What to work on
Every line of the data that includes "sopa" should be copied out.

Provided records
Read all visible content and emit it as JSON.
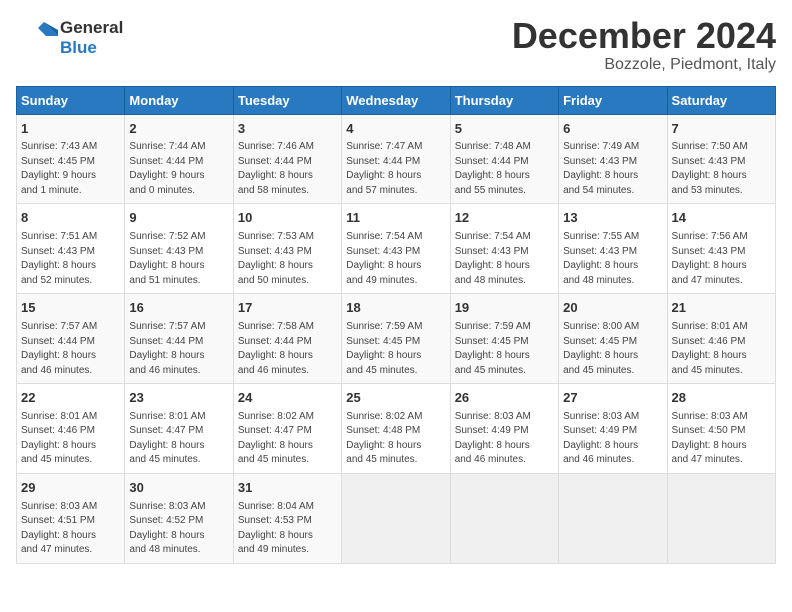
{
  "header": {
    "logo_line1": "General",
    "logo_line2": "Blue",
    "month": "December 2024",
    "location": "Bozzole, Piedmont, Italy"
  },
  "days_of_week": [
    "Sunday",
    "Monday",
    "Tuesday",
    "Wednesday",
    "Thursday",
    "Friday",
    "Saturday"
  ],
  "weeks": [
    [
      {
        "day": "1",
        "info": "Sunrise: 7:43 AM\nSunset: 4:45 PM\nDaylight: 9 hours\nand 1 minute."
      },
      {
        "day": "2",
        "info": "Sunrise: 7:44 AM\nSunset: 4:44 PM\nDaylight: 9 hours\nand 0 minutes."
      },
      {
        "day": "3",
        "info": "Sunrise: 7:46 AM\nSunset: 4:44 PM\nDaylight: 8 hours\nand 58 minutes."
      },
      {
        "day": "4",
        "info": "Sunrise: 7:47 AM\nSunset: 4:44 PM\nDaylight: 8 hours\nand 57 minutes."
      },
      {
        "day": "5",
        "info": "Sunrise: 7:48 AM\nSunset: 4:44 PM\nDaylight: 8 hours\nand 55 minutes."
      },
      {
        "day": "6",
        "info": "Sunrise: 7:49 AM\nSunset: 4:43 PM\nDaylight: 8 hours\nand 54 minutes."
      },
      {
        "day": "7",
        "info": "Sunrise: 7:50 AM\nSunset: 4:43 PM\nDaylight: 8 hours\nand 53 minutes."
      }
    ],
    [
      {
        "day": "8",
        "info": "Sunrise: 7:51 AM\nSunset: 4:43 PM\nDaylight: 8 hours\nand 52 minutes."
      },
      {
        "day": "9",
        "info": "Sunrise: 7:52 AM\nSunset: 4:43 PM\nDaylight: 8 hours\nand 51 minutes."
      },
      {
        "day": "10",
        "info": "Sunrise: 7:53 AM\nSunset: 4:43 PM\nDaylight: 8 hours\nand 50 minutes."
      },
      {
        "day": "11",
        "info": "Sunrise: 7:54 AM\nSunset: 4:43 PM\nDaylight: 8 hours\nand 49 minutes."
      },
      {
        "day": "12",
        "info": "Sunrise: 7:54 AM\nSunset: 4:43 PM\nDaylight: 8 hours\nand 48 minutes."
      },
      {
        "day": "13",
        "info": "Sunrise: 7:55 AM\nSunset: 4:43 PM\nDaylight: 8 hours\nand 48 minutes."
      },
      {
        "day": "14",
        "info": "Sunrise: 7:56 AM\nSunset: 4:43 PM\nDaylight: 8 hours\nand 47 minutes."
      }
    ],
    [
      {
        "day": "15",
        "info": "Sunrise: 7:57 AM\nSunset: 4:44 PM\nDaylight: 8 hours\nand 46 minutes."
      },
      {
        "day": "16",
        "info": "Sunrise: 7:57 AM\nSunset: 4:44 PM\nDaylight: 8 hours\nand 46 minutes."
      },
      {
        "day": "17",
        "info": "Sunrise: 7:58 AM\nSunset: 4:44 PM\nDaylight: 8 hours\nand 46 minutes."
      },
      {
        "day": "18",
        "info": "Sunrise: 7:59 AM\nSunset: 4:45 PM\nDaylight: 8 hours\nand 45 minutes."
      },
      {
        "day": "19",
        "info": "Sunrise: 7:59 AM\nSunset: 4:45 PM\nDaylight: 8 hours\nand 45 minutes."
      },
      {
        "day": "20",
        "info": "Sunrise: 8:00 AM\nSunset: 4:45 PM\nDaylight: 8 hours\nand 45 minutes."
      },
      {
        "day": "21",
        "info": "Sunrise: 8:01 AM\nSunset: 4:46 PM\nDaylight: 8 hours\nand 45 minutes."
      }
    ],
    [
      {
        "day": "22",
        "info": "Sunrise: 8:01 AM\nSunset: 4:46 PM\nDaylight: 8 hours\nand 45 minutes."
      },
      {
        "day": "23",
        "info": "Sunrise: 8:01 AM\nSunset: 4:47 PM\nDaylight: 8 hours\nand 45 minutes."
      },
      {
        "day": "24",
        "info": "Sunrise: 8:02 AM\nSunset: 4:47 PM\nDaylight: 8 hours\nand 45 minutes."
      },
      {
        "day": "25",
        "info": "Sunrise: 8:02 AM\nSunset: 4:48 PM\nDaylight: 8 hours\nand 45 minutes."
      },
      {
        "day": "26",
        "info": "Sunrise: 8:03 AM\nSunset: 4:49 PM\nDaylight: 8 hours\nand 46 minutes."
      },
      {
        "day": "27",
        "info": "Sunrise: 8:03 AM\nSunset: 4:49 PM\nDaylight: 8 hours\nand 46 minutes."
      },
      {
        "day": "28",
        "info": "Sunrise: 8:03 AM\nSunset: 4:50 PM\nDaylight: 8 hours\nand 47 minutes."
      }
    ],
    [
      {
        "day": "29",
        "info": "Sunrise: 8:03 AM\nSunset: 4:51 PM\nDaylight: 8 hours\nand 47 minutes."
      },
      {
        "day": "30",
        "info": "Sunrise: 8:03 AM\nSunset: 4:52 PM\nDaylight: 8 hours\nand 48 minutes."
      },
      {
        "day": "31",
        "info": "Sunrise: 8:04 AM\nSunset: 4:53 PM\nDaylight: 8 hours\nand 49 minutes."
      },
      {
        "day": "",
        "info": ""
      },
      {
        "day": "",
        "info": ""
      },
      {
        "day": "",
        "info": ""
      },
      {
        "day": "",
        "info": ""
      }
    ]
  ]
}
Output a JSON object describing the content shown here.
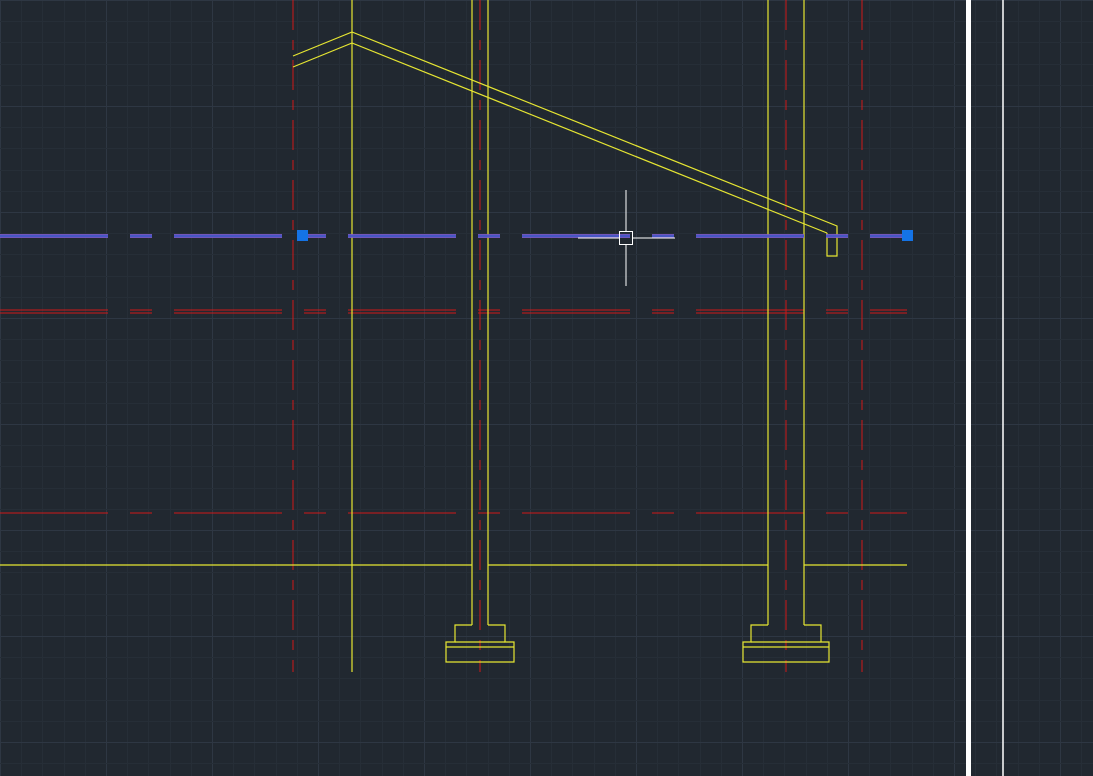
{
  "app": {
    "viewport": "cad-model-space"
  },
  "colors": {
    "background": "#212830",
    "grid_minor": "#262e37",
    "grid_major": "#2e3743",
    "wall": "#e6e632",
    "centerline": "#d01818",
    "selected_line": "#7b5cc8",
    "grip": "#1473e6",
    "cursor": "#ffffff",
    "border": "#ffffff"
  },
  "drawing": {
    "description_icons": [
      "crosshair-cursor-icon",
      "grip-icon"
    ]
  }
}
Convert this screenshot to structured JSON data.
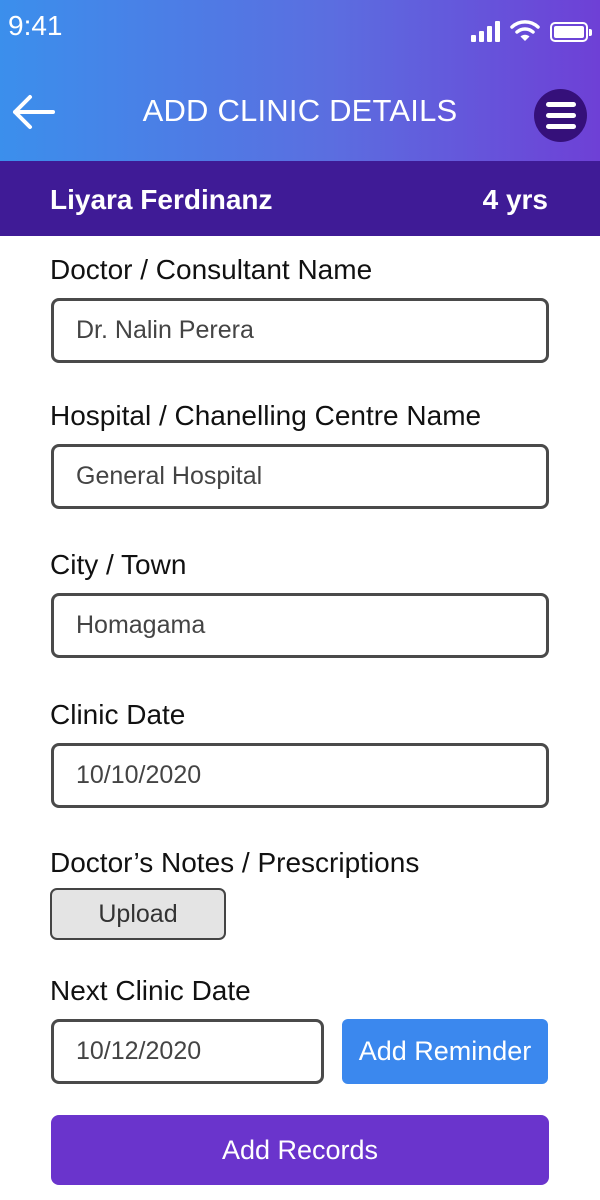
{
  "status_bar": {
    "time": "9:41",
    "icons": [
      "signal-icon",
      "wifi-icon",
      "battery-icon"
    ]
  },
  "header": {
    "title": "ADD CLINIC DETAILS",
    "back_icon": "arrow-left-icon",
    "menu_icon": "hamburger-menu-icon",
    "gradient_colors": [
      "#3b8fec",
      "#6e40d6"
    ]
  },
  "patient": {
    "name": "Liyara Ferdinanz",
    "age": "4 yrs",
    "bar_color": "#3f1b96"
  },
  "form": {
    "doctor": {
      "label": "Doctor / Consultant Name",
      "value": "Dr. Nalin Perera"
    },
    "hospital": {
      "label": "Hospital / Chanelling Centre Name",
      "value": "General Hospital"
    },
    "city": {
      "label": "City / Town",
      "value": "Homagama"
    },
    "clinic_date": {
      "label": "Clinic Date",
      "value": "10/10/2020"
    },
    "notes": {
      "label": "Doctor’s Notes / Prescriptions",
      "upload_label": "Upload"
    },
    "next_clinic_date": {
      "label": "Next Clinic Date",
      "value": "10/12/2020",
      "reminder_label": "Add Reminder"
    },
    "submit_label": "Add Records"
  },
  "colors": {
    "reminder_button": "#3b88ee",
    "submit_button": "#6a34cc"
  }
}
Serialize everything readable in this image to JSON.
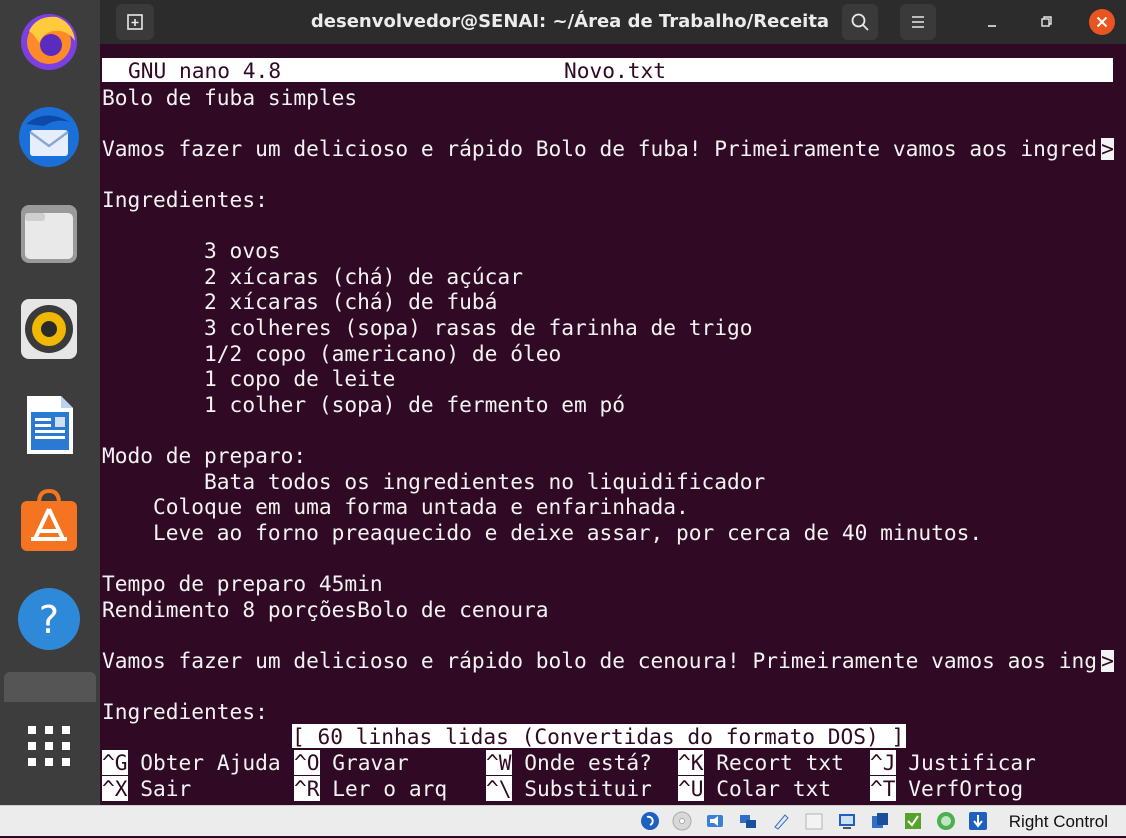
{
  "dock": {
    "items": [
      {
        "name": "firefox"
      },
      {
        "name": "thunderbird"
      },
      {
        "name": "files"
      },
      {
        "name": "rhythmbox"
      },
      {
        "name": "libreoffice-writer"
      },
      {
        "name": "software-center"
      },
      {
        "name": "help"
      },
      {
        "name": "terminal"
      },
      {
        "name": "show-applications"
      }
    ]
  },
  "titlebar": {
    "title": "desenvolvedor@SENAI: ~/Área de Trabalho/Receita"
  },
  "nano": {
    "version": "GNU nano 4.8",
    "filename": "Novo.txt",
    "lines": [
      "Bolo de fuba simples",
      "",
      "Vamos fazer um delicioso e rápido Bolo de fuba! Primeiramente vamos aos ingred",
      "",
      "Ingredientes:",
      "",
      "        3 ovos",
      "        2 xícaras (chá) de açúcar",
      "        2 xícaras (chá) de fubá",
      "        3 colheres (sopa) rasas de farinha de trigo",
      "        1/2 copo (americano) de óleo",
      "        1 copo de leite",
      "        1 colher (sopa) de fermento em pó",
      "",
      "Modo de preparo:",
      "        Bata todos os ingredientes no liquidificador",
      "    Coloque em uma forma untada e enfarinhada.",
      "    Leve ao forno preaquecido e deixe assar, por cerca de 40 minutos.",
      "",
      "Tempo de preparo 45min",
      "Rendimento 8 porçõesBolo de cenoura",
      "",
      "Vamos fazer um delicioso e rápido bolo de cenoura! Primeiramente vamos aos ing",
      "",
      "Ingredientes:"
    ],
    "overflow_marker": ">",
    "status": "[ 60 linhas lidas (Convertidas do formato DOS) ]",
    "shortcuts": {
      "row1": [
        {
          "key": "^G",
          "label": "Obter Ajuda"
        },
        {
          "key": "^O",
          "label": "Gravar"
        },
        {
          "key": "^W",
          "label": "Onde está?"
        },
        {
          "key": "^K",
          "label": "Recort txt"
        },
        {
          "key": "^J",
          "label": "Justificar"
        }
      ],
      "row2": [
        {
          "key": "^X",
          "label": "Sair"
        },
        {
          "key": "^R",
          "label": "Ler o arq"
        },
        {
          "key": "^\\",
          "label": "Substituir"
        },
        {
          "key": "^U",
          "label": "Colar txt"
        },
        {
          "key": "^T",
          "label": "VerfOrtog"
        }
      ]
    }
  },
  "vbox": {
    "host_key": "Right Control"
  },
  "colors": {
    "terminal_bg": "#300a24",
    "terminal_fg": "#f2f2f2",
    "titlebar_bg": "#2c2c2c",
    "close_button": "#e95420",
    "dock_bg": "#3d3d3d"
  }
}
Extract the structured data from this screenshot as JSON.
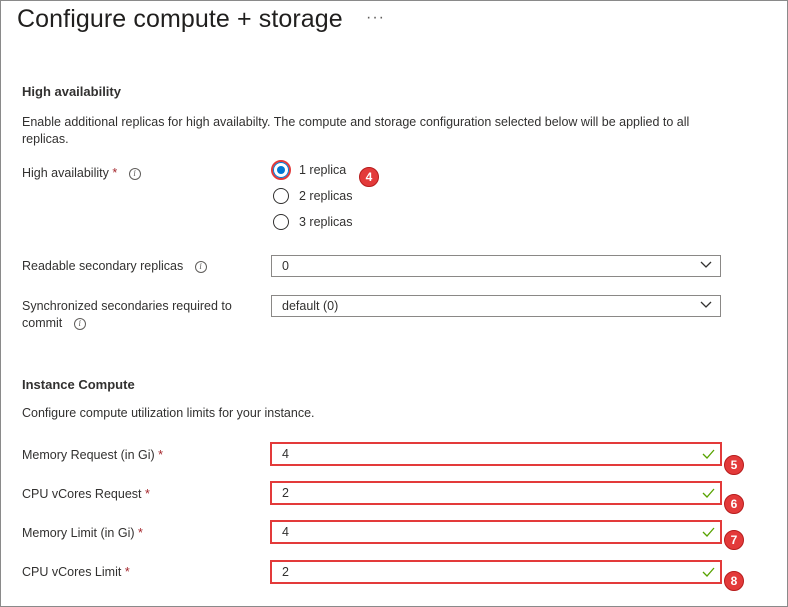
{
  "header": {
    "title": "Configure compute + storage",
    "more_label": "···"
  },
  "high_availability": {
    "heading": "High availability",
    "description": "Enable additional replicas for high availabilty. The compute and storage configuration selected below will be applied to all replicas.",
    "field_label": "High availability",
    "required_mark": "*",
    "options": [
      "1 replica",
      "2 replicas",
      "3 replicas"
    ],
    "selected": "1 replica",
    "readable_secondary": {
      "label": "Readable secondary replicas",
      "value": "0"
    },
    "sync_secondaries": {
      "label_line1": "Synchronized secondaries required to",
      "label_line2": "commit",
      "value": "default (0)"
    }
  },
  "instance_compute": {
    "heading": "Instance Compute",
    "description": "Configure compute utilization limits for your instance.",
    "fields": [
      {
        "label": "Memory Request (in Gi)",
        "value": "4"
      },
      {
        "label": "CPU vCores Request",
        "value": "2"
      },
      {
        "label": "Memory Limit (in Gi)",
        "value": "4"
      },
      {
        "label": "CPU vCores Limit",
        "value": "2"
      }
    ]
  },
  "callouts": [
    "4",
    "5",
    "6",
    "7",
    "8"
  ],
  "colors": {
    "accent": "#0078d4",
    "highlight": "#e33a3a",
    "valid": "#57a300",
    "required": "#a4262c"
  },
  "icons": {
    "info": "info-icon",
    "chevron": "chevron-down-icon",
    "valid": "checkmark-icon",
    "more": "more-icon"
  }
}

Answer
      "        3 colheres (sopa) rasas de farinha de trigo",
      "        1 colher (sopa) de fermento em pó",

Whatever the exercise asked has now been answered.